Applying Davidson to the facts of this case, the district court quite clearly was correct to grant summary judgment to Mortgage Guaranty. There is no evidence that Mortgage Guaranty regularly collected or attempted to collect on debts “for others.” See Davidson, 797 F.3d at 1316. Accordingly, Mortgage Guaranty does not qualify as a “debt collector” under the second definition of that term in the FDCPA. See id.; 15 U.S.C. § 1692a(6).
The judgment of the district court is AFFIRMED.5
1. Arencibia was joined in the district court by Plaintiff Jose Ayala. We dismissed the appeal as to Ayala at his request. See 11th Cir. Dkt. No. 15-15387, Order dated June 17, 2016.
2. Mortgage Guaranty compensates lenders for losses in the event of borrower default and lack of full recovery. Once Mortgage Guaranty pays a claim, it steps into the shoes of the lender and can then pursue a deficiency judgment against the borrower.
3. We note that the Fourth Circuit recently decided the issue in line with Davidson. See Henson v. Santander Consumer USA, Inc., 817 F.3d 131, 136–37 (4th Cir. 2016).
4. In recognition of that fact, Arencibia has filed a petition for initial hearing en banc, Fed. R. App. P. 35, which has been denied by separate order.

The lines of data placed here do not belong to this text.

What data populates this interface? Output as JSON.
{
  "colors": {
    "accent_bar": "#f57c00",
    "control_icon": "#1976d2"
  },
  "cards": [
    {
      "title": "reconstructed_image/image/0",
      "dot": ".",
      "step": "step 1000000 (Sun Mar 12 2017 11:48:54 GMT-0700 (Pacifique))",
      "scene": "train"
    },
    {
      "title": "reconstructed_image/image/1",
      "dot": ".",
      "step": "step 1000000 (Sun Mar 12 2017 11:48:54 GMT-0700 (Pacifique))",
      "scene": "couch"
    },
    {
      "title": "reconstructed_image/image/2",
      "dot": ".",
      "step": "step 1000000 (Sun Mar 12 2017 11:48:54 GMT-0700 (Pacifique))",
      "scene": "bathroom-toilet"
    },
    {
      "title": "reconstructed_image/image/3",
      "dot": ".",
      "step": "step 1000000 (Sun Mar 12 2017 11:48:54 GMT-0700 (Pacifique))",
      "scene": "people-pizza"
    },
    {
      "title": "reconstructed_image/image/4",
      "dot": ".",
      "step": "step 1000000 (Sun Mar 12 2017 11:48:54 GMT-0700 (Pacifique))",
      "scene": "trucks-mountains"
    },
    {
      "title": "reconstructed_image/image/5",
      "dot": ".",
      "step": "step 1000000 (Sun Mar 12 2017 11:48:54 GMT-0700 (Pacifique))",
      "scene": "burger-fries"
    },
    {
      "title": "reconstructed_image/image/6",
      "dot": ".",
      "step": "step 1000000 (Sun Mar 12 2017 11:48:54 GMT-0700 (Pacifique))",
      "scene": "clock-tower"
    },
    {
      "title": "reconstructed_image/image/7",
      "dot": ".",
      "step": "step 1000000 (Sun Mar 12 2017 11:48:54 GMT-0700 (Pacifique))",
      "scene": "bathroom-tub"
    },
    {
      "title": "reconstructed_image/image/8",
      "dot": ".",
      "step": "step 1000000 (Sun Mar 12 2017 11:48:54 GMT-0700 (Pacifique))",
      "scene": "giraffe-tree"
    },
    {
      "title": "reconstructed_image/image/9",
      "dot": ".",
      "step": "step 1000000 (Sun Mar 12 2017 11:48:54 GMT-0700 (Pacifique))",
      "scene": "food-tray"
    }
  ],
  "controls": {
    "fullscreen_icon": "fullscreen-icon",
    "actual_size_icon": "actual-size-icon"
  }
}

5. In light of our disposition of this appeal, we DENY AS MOOT Mortgage Guaranty's “Motion to Supplement the Record and to Take Judicial Notice,” which relates to an alternative argument for affirming the district court.